But it is not as depressing as it sounds. Embodiment does not always work: gestures thought up beforehand are “withdrawn” or become obsolete, replaced by others. Slide to unlock is an example. A successful gesture a few years ago, who will remember it in 5 years? There are multiple feedback loops that cause a gesture to stabilize or disappear. Also, our gestural state is a large and very unstable construction site and has always been so. Marcel Mauss tells us about the swimming technique he was taught: he had to blow out water while swimming to swim like a steamboat. A few years later this technique disappeared.
Claudia D’Alonzo: The NUI, Natural User Interface are one of the main topics of What Shall We Do Next?, also with historical examples as Theremin and Tape Drawing technique. Why have you focused on these specific interfaces? Can you tell me more about it?
Julien Prévieux: Working with NUI is a way to look through a particular technological “keyhole” and better understand the intricacies of capitalism and moving bodies. These NUI are a good viewpoint to see the micro-demonstrations of a system of government consisting of the interweaving of governance from the business world and simultaneous recourse to state intervention in order to guarantee the market operations. This political-economic strategy is based on technologies for measuring, evaluating, monitoring and mobilizing bodies and individuals, the principles of which can be broken down and brought to light.
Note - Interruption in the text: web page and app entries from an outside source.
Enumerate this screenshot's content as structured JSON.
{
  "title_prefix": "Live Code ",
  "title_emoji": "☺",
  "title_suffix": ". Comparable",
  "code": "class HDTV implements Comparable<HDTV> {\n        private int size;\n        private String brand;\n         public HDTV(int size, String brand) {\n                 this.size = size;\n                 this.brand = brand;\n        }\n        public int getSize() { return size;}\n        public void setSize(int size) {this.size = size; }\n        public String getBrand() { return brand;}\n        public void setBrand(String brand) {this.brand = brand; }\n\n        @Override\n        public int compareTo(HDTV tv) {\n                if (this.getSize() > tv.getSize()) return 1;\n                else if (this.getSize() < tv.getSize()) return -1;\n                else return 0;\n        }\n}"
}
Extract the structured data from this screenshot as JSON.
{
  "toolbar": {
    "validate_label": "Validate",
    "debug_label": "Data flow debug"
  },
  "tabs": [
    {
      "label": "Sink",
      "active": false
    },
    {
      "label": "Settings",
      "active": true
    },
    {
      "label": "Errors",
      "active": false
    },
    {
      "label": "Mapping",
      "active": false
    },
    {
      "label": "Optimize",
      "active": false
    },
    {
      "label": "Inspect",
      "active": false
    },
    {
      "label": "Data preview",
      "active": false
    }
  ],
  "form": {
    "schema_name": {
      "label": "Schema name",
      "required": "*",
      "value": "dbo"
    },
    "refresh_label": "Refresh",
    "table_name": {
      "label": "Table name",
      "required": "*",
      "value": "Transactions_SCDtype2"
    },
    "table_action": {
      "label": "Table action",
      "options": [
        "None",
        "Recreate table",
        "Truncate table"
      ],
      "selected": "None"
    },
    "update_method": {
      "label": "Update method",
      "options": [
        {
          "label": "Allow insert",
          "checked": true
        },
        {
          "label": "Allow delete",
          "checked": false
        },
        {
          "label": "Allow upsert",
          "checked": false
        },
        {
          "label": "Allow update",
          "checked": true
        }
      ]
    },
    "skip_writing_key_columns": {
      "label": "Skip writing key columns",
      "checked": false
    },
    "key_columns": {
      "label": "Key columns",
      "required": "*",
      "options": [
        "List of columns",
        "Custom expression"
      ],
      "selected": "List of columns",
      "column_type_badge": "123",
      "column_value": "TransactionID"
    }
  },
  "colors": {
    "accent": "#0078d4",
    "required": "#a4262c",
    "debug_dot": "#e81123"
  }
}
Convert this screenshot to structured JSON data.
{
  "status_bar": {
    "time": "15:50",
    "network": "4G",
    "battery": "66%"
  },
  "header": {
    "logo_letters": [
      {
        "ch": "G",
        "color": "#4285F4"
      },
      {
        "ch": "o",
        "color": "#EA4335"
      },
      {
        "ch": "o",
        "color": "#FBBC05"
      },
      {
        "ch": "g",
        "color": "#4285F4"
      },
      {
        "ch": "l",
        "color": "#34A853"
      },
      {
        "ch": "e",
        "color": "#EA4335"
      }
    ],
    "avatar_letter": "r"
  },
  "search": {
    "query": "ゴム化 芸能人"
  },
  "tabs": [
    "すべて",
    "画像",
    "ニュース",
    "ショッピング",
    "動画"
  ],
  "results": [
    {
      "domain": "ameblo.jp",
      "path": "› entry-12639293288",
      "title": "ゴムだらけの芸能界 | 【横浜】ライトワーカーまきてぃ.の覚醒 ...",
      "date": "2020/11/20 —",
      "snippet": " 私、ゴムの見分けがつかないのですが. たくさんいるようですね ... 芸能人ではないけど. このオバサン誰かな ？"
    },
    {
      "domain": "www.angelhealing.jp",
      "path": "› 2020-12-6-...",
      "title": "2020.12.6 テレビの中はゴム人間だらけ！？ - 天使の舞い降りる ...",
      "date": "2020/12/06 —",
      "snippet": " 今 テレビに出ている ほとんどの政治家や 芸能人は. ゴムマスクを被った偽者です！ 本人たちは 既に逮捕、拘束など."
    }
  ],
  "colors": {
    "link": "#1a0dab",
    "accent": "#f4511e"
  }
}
Claudia D’Alonzo: “In a laboratory, a roll of white paper, 26 or 27 feet long and two feet wide would be unrolled on the floor. The researchers would draw a line in the middle of the paper. The soles of the subject’s shoes would be sprinkled with iron oxide. The patient would be asked to walk along the guideline, thereby leaving footprints on the paper which allowed for his gait to be measured from various parameters. Because of their illness, some subjects would walk in such a way that with each step they appeared to be falling. The amazing thing is that, after being diagnosed thousands of times in the 19th century, these conditions ceased to be identified. Could it be that ataxia, tic disorders and dystonia have gradually become the norm?”
This is an extract from Notes on Gesture by Giorgio Agamben, quoted in the film. What aspects of his discourse on gesture are you interested in?
Julien Prévieux: WSWDN (Sequence #2) has a voiceover based on a collage of different sources: paragraphs extracted from the patents, a text from a designer on human computer interactions, or this citation of Giorgio Agamben’s “Notes on Gesture.” For Agamben this is not a question: after being diagnosed thousands of times in the 19th century, some illnesses involving body compulsions ceased to be identified. For him, ataxia, tic disorders, and dystonia have gradually become the norm, which explains why we no longer notice them… In this film I wanted to combine different focal lengths concerning the invention and crystallization of gestures. This quotation opens a field of reflection in relation to the idea of norm and standardization.
By hybridizing work with the body, minimalist scenography and the presence of texts on stage or in voice-over, I conceive forms of “documentary performance”. Here this is linked to the human-computer interaction but more generally we can ask what are the singular effects of relentless quantification on our bodies and on our lives? I believe there are ways to escape from it. Dance is one possibility, humour also and what we have called Statactivism is another way out.